_EXERCISE REQUIREMENTS_.
Print every entry again, precisely as written.

_DATASET RECORDS_.
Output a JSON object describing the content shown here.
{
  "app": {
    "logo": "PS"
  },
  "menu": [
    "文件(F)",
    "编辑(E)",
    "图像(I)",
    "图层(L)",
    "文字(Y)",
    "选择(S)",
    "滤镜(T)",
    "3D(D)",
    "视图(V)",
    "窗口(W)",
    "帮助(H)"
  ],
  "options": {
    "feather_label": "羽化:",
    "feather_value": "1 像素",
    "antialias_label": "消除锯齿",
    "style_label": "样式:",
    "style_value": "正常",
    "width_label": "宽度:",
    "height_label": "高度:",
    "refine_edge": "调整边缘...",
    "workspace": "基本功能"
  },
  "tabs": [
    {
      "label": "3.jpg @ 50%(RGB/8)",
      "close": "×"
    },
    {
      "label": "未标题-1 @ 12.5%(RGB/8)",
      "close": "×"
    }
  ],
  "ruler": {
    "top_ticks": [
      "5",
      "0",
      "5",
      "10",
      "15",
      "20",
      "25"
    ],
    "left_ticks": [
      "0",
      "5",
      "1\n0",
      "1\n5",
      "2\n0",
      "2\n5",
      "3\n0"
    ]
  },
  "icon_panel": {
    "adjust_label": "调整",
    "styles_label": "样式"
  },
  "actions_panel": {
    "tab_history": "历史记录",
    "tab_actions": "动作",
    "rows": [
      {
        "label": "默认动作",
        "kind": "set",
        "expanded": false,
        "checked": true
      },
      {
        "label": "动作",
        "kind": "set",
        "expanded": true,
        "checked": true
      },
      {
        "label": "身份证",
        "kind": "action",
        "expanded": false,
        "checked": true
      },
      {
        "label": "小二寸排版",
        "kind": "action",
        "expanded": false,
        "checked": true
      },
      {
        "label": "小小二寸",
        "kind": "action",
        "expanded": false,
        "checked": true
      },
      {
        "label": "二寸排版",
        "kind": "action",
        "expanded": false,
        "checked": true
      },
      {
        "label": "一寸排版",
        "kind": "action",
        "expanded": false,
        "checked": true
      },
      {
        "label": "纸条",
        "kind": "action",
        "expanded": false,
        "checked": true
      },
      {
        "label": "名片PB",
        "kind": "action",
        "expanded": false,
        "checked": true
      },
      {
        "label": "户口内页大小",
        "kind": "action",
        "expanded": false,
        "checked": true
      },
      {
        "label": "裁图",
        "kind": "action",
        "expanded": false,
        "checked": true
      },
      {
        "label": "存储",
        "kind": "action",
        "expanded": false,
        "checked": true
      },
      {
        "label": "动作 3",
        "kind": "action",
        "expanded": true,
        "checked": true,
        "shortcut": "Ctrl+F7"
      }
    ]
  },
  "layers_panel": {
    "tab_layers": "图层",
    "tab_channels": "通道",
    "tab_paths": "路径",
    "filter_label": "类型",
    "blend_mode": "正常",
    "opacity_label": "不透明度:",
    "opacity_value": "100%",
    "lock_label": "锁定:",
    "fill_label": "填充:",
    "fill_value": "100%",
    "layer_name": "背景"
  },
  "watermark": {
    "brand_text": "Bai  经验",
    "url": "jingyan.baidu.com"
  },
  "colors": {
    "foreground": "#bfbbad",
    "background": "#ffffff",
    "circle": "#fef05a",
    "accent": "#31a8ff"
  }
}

_RESULT FOR THIS EXERCISE_.
Output a JSON object describing the content shown here.
{
  "app": {
    "logo": "PS"
  },
  "menu": [
    "文件(F)",
    "编辑(E)",
    "图像(I)",
    "图层(L)",
    "文字(Y)",
    "选择(S)",
    "滤镜(T)",
    "3D(D)",
    "视图(V)",
    "窗口(W)",
    "帮助(H)"
  ],
  "options": {
    "feather_label": "羽化:",
    "feather_value": "1 像素",
    "antialias_label": "消除锯齿",
    "style_label": "样式:",
    "style_value": "正常",
    "width_label": "宽度:",
    "height_label": "高度:",
    "refine_edge": "调整边缘...",
    "workspace": "基本功能"
  },
  "tabs": [
    {
      "label": "3.jpg @ 50%(RGB/8)",
      "close": "×"
    },
    {
      "label": "未标题-1 @ 12.5%(RGB/8)",
      "close": "×"
    }
  ],
  "ruler": {
    "top_ticks": [
      "5",
      "0",
      "5",
      "10",
      "15",
      "20",
      "25"
    ],
    "left_ticks": [
      "0",
      "5",
      "1\n0",
      "1\n5",
      "2\n0",
      "2\n5",
      "3\n0"
    ]
  },
  "icon_panel": {
    "adjust_label": "调整",
    "styles_label": "样式"
  },
  "actions_panel": {
    "tab_history": "历史记录",
    "tab_actions": "动作",
    "rows": [
      {
        "label": "默认动作",
        "kind": "set",
        "expanded": false,
        "checked": true
      },
      {
        "label": "动作",
        "kind": "set",
        "expanded": true,
        "checked": true
      },
      {
        "label": "身份证",
        "kind": "action",
        "expanded": false,
        "checked": true
      },
      {
        "label": "小二寸排版",
        "kind": "action",
        "expanded": false,
        "checked": true
      },
      {
        "label": "小小二寸",
        "kind": "action",
        "expanded": false,
        "checked": true
      },
      {
        "label": "二寸排版",
        "kind": "action",
        "expanded": false,
        "checked": true
      },
      {
        "label": "一寸排版",
        "kind": "action",
        "expanded": false,
        "checked": true
      },
      {
        "label": "纸条",
        "kind": "action",
        "expanded": false,
        "checked": true
      },
      {
        "label": "名片PB",
        "kind": "action",
        "expanded": false,
        "checked": true
      },
      {
        "label": "户口内页大小",
        "kind": "action",
        "expanded": false,
        "checked": true
      },
      {
        "label": "裁图",
        "kind": "action",
        "expanded": false,
        "checked": true
      },
      {
        "label": "存储",
        "kind": "action",
        "expanded": false,
        "checked": true
      },
      {
        "label": "动作 3",
        "kind": "action",
        "expanded": true,
        "checked": true,
        "shortcut": "Ctrl+F7"
      }
    ]
  },
  "layers_panel": {
    "tab_layers": "图层",
    "tab_channels": "通道",
    "tab_paths": "路径",
    "filter_label": "类型",
    "blend_mode": "正常",
    "opacity_label": "不透明度:",
    "opacity_value": "100%",
    "lock_label": "锁定:",
    "fill_label": "填充:",
    "fill_value": "100%",
    "layer_name": "背景"
  },
  "watermark": {
    "brand_text": "Bai  经验",
    "url": "jingyan.baidu.com"
  },
  "colors": {
    "foreground": "#bfbbad",
    "background": "#ffffff",
    "circle": "#fef05a",
    "accent": "#31a8ff"
  }
}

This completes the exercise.